_Prompt:_
Find and copy the lines in the records beneath this task that contain the word "teacup".

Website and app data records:

****************

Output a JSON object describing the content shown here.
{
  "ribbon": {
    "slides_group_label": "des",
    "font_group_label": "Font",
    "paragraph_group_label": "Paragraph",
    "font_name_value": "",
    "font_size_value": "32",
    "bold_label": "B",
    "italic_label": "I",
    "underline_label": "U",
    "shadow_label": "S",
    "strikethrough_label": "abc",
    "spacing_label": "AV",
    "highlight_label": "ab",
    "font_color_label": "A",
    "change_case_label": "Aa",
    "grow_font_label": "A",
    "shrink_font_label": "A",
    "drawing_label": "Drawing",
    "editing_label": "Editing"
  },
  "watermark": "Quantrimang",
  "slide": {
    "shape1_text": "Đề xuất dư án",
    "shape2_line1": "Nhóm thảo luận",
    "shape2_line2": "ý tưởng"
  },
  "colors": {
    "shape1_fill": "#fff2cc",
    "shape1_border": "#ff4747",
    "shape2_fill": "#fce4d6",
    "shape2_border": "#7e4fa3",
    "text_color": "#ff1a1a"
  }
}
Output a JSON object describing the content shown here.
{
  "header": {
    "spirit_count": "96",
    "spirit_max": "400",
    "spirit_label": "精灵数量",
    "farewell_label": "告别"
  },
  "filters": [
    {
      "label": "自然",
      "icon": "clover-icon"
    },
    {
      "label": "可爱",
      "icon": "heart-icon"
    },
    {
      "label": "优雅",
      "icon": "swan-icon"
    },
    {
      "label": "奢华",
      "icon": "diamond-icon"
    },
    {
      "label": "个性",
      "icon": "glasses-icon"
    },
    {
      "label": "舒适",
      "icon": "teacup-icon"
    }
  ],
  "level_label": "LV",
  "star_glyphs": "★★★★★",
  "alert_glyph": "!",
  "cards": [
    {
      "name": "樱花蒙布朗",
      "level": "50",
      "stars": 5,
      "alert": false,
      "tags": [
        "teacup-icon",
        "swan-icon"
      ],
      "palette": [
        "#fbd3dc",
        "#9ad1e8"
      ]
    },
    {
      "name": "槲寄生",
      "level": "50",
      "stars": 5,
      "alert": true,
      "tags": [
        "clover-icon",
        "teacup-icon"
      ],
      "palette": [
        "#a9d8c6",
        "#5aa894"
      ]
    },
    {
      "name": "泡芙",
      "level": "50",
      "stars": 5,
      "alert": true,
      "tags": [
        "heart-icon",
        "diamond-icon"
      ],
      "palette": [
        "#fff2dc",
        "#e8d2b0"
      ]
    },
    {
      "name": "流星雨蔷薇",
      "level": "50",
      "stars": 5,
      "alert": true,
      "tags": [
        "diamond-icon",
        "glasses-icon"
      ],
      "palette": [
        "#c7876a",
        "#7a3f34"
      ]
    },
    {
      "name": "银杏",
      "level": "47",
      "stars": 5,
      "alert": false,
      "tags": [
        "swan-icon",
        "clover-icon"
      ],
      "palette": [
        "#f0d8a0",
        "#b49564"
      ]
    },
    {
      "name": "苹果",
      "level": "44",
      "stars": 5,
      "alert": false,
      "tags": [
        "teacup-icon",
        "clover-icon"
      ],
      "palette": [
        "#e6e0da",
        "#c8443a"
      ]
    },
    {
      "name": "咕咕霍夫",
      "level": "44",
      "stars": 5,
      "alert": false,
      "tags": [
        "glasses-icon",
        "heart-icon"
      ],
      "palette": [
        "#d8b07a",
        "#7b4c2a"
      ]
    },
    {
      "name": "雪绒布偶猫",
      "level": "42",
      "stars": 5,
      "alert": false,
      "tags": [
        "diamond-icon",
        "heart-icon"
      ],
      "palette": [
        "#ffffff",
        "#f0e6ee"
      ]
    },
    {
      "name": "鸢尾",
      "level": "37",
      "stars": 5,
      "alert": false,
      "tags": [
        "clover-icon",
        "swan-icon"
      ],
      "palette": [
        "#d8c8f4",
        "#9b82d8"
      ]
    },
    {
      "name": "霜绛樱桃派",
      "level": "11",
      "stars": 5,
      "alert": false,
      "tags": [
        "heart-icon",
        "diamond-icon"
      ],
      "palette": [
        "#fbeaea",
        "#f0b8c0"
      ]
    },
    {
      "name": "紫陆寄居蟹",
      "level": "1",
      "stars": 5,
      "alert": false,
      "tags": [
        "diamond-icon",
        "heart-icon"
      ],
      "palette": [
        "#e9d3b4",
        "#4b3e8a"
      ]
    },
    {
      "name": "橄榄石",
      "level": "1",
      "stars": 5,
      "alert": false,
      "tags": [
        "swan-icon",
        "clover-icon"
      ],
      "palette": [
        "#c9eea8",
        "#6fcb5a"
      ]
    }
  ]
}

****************

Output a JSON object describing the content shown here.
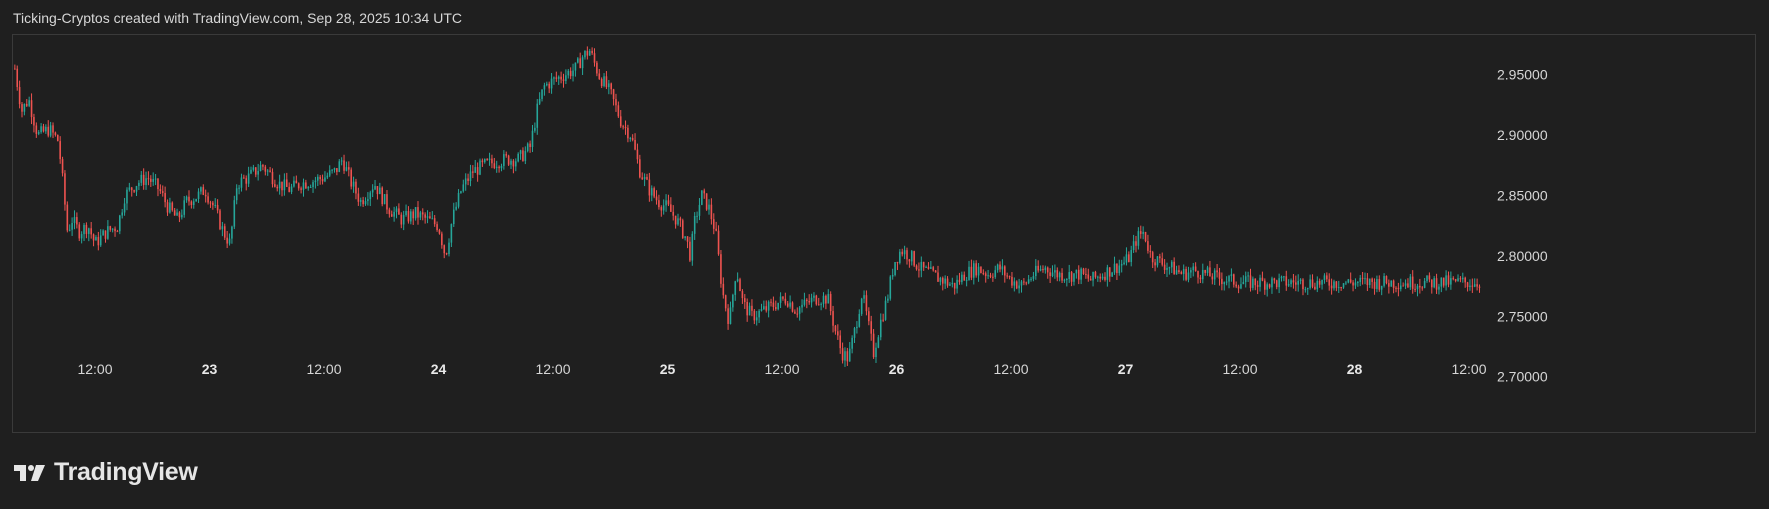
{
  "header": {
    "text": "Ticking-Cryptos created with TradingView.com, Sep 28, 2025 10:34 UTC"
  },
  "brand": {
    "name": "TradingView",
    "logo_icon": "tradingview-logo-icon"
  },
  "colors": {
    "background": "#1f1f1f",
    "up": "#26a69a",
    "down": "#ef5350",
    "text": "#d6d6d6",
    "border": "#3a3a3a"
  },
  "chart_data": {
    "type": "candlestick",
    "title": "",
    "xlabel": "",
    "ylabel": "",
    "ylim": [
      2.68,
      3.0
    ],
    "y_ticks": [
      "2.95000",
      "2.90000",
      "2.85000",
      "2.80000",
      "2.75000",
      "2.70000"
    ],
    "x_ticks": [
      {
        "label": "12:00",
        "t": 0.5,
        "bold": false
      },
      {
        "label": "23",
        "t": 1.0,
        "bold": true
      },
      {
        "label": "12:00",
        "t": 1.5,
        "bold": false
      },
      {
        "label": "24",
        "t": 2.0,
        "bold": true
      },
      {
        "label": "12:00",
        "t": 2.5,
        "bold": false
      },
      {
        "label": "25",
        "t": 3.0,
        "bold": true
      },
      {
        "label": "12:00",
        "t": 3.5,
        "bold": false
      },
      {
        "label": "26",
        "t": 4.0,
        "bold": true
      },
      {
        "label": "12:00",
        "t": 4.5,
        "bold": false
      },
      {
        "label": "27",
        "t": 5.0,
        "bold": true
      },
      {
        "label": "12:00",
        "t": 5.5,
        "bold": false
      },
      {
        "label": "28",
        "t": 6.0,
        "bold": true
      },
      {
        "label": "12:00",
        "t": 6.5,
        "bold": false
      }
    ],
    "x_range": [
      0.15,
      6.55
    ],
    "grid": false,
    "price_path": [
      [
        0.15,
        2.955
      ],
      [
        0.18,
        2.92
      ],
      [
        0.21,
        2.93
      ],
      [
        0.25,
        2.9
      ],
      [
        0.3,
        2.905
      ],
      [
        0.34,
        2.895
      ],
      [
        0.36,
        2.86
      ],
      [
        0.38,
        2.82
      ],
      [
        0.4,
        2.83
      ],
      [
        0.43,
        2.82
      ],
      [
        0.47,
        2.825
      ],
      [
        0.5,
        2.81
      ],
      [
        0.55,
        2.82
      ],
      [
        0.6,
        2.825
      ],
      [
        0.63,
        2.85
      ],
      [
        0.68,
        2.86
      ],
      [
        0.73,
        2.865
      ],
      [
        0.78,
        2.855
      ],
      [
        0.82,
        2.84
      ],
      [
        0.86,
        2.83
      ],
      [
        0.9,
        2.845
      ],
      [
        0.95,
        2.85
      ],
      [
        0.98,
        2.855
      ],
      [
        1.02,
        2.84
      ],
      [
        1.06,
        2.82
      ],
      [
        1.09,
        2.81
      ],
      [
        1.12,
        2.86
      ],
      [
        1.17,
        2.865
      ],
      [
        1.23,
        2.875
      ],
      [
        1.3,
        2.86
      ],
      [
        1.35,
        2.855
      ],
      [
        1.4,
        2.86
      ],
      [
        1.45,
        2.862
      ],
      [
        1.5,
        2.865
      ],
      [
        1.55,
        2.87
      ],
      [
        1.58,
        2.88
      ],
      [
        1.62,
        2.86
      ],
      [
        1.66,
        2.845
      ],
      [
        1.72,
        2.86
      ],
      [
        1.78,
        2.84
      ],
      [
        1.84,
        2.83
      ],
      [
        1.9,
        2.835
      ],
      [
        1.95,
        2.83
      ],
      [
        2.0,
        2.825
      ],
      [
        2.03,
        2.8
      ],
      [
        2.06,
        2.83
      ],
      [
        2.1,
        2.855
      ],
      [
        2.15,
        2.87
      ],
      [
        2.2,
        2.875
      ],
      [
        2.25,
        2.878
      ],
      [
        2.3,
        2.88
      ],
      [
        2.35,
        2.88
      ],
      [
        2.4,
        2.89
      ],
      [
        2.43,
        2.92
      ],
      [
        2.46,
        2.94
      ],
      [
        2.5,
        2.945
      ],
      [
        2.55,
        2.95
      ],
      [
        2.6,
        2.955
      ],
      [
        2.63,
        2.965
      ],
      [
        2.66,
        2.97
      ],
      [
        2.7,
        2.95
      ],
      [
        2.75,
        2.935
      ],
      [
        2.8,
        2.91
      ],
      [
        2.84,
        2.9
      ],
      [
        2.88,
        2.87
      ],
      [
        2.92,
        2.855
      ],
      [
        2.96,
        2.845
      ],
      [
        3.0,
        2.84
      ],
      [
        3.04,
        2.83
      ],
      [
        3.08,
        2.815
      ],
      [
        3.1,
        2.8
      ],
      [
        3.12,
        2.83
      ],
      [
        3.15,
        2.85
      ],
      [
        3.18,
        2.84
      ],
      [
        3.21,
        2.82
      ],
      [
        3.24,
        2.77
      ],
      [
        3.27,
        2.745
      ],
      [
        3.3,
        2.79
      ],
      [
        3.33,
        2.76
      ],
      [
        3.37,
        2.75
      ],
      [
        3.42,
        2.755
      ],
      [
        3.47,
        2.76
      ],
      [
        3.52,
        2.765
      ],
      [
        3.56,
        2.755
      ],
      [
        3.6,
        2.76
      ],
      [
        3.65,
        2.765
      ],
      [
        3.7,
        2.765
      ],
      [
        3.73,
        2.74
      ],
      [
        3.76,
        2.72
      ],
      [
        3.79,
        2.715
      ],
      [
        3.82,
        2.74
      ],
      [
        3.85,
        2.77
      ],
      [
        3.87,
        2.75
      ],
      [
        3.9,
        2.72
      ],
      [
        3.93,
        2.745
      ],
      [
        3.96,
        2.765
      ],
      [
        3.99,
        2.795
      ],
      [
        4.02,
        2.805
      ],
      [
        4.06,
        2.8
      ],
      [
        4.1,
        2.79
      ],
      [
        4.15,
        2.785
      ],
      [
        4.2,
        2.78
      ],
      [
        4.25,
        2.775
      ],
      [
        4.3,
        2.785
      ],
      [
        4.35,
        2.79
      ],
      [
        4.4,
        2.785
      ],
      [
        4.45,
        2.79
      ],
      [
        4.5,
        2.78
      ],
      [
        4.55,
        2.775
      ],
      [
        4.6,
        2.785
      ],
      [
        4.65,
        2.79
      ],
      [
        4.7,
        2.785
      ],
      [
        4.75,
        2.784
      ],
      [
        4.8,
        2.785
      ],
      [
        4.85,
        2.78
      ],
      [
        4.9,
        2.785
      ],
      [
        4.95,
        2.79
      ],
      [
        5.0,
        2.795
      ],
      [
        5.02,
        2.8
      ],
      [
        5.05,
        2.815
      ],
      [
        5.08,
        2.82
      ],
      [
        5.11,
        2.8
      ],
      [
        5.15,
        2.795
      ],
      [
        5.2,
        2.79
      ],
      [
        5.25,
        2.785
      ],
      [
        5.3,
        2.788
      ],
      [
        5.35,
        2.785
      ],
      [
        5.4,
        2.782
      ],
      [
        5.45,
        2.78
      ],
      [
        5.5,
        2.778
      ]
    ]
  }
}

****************

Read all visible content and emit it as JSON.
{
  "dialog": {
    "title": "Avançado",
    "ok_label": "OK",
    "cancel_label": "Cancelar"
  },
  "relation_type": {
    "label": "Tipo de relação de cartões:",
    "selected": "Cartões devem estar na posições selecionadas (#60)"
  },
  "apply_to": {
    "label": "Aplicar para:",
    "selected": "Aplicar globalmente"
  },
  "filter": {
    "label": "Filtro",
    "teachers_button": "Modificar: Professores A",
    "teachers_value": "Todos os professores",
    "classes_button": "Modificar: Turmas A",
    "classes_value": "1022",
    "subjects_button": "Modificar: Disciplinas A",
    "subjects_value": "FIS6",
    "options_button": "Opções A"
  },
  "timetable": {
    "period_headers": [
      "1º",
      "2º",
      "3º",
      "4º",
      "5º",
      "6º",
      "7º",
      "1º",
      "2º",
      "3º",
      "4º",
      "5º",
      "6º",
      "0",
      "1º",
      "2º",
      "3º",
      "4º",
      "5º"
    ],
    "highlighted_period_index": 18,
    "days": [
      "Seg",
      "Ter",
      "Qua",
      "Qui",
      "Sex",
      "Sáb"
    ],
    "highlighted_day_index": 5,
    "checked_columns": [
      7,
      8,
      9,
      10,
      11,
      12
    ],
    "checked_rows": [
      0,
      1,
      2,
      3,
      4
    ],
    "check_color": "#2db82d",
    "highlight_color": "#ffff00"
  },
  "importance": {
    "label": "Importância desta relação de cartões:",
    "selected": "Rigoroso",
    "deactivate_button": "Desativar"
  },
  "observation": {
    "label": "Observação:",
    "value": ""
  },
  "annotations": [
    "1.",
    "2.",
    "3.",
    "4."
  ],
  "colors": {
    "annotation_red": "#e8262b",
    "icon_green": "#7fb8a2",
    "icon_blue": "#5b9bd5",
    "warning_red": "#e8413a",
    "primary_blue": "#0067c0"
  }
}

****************

_Output of the task:_
      "icon": "teacup-icon"
        "teacup-icon",
        "teacup-icon"
        "teacup-icon",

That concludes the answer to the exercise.